--- Task prompt ---
Which lines below contain "coef"? Pull them out.
= = = = = = =
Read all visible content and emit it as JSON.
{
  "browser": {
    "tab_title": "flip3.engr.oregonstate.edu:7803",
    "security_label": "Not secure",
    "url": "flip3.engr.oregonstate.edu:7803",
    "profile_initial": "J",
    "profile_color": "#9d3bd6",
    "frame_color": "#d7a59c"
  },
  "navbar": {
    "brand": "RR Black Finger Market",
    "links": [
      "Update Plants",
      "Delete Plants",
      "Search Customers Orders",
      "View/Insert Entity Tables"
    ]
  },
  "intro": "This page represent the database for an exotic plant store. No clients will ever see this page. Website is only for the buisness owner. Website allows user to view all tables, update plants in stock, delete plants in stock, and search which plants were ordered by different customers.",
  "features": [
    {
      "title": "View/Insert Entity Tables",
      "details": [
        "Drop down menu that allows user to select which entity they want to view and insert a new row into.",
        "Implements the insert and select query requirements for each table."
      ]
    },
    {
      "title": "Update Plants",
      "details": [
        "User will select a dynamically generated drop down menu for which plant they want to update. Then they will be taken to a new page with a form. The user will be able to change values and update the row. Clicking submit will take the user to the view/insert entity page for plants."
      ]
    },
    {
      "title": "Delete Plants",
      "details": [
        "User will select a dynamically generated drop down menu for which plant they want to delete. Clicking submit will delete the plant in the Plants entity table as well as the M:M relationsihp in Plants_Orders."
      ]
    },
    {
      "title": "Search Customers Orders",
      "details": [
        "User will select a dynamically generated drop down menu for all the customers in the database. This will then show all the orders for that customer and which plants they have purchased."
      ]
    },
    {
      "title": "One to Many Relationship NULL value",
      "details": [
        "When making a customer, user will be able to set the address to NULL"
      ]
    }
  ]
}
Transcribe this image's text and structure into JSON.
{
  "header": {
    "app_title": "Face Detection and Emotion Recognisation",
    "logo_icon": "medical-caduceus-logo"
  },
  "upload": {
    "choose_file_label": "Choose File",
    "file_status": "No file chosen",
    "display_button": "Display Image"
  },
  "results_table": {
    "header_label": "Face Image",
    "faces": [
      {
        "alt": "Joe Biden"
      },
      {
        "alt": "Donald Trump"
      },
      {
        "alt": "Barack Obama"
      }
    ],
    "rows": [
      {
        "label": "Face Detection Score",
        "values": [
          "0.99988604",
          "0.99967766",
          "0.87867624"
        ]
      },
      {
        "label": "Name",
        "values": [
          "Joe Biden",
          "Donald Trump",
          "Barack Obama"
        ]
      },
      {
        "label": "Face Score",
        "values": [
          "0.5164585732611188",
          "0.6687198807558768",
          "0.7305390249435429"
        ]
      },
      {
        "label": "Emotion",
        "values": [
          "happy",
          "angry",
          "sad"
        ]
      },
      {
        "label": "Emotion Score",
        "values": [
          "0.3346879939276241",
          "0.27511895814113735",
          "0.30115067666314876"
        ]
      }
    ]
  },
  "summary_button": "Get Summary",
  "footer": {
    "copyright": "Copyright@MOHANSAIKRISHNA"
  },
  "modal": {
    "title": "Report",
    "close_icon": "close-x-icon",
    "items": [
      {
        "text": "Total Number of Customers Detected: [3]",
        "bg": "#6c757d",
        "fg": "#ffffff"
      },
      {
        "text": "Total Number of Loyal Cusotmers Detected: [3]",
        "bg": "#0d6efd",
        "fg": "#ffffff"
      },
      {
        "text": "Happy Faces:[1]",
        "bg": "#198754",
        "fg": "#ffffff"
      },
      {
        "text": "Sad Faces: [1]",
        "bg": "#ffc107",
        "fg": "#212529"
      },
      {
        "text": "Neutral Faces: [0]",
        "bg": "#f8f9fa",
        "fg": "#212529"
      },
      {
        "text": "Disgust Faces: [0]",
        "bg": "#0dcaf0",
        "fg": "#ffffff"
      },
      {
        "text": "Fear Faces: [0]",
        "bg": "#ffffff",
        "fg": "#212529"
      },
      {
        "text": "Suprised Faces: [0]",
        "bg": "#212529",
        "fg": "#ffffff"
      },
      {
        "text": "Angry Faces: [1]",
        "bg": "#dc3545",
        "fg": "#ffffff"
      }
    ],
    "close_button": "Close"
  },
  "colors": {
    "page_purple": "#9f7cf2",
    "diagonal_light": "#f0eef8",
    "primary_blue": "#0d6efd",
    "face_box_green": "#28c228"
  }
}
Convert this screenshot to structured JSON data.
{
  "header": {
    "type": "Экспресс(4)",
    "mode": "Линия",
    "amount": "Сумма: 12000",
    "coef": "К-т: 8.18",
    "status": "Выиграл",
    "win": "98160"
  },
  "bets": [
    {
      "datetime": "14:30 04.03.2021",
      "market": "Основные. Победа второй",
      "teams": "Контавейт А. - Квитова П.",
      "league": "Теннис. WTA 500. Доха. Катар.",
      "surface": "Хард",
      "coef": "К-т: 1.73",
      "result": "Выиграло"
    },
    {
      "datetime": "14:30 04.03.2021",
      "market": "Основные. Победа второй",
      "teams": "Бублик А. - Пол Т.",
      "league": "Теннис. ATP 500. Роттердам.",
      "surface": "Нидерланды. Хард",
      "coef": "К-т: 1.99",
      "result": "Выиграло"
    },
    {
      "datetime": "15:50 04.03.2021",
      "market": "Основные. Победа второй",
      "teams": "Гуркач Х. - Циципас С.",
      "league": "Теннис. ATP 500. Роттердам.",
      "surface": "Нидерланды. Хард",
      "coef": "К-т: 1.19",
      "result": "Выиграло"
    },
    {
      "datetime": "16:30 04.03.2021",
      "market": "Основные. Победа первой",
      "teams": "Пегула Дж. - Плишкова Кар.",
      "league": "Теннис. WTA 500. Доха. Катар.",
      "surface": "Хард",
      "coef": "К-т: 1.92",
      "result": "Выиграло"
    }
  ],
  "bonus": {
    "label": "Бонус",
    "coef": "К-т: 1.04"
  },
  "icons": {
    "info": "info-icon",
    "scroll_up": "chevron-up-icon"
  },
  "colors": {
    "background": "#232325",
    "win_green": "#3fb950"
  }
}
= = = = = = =
--- Exercise result ---
    "coef": "К-т: 8.18",
      "coef": "К-т: 1.73",
      "coef": "К-т: 1.99",
      "coef": "К-т: 1.19",
      "coef": "К-т: 1.92",
    "coef": "К-т: 1.04"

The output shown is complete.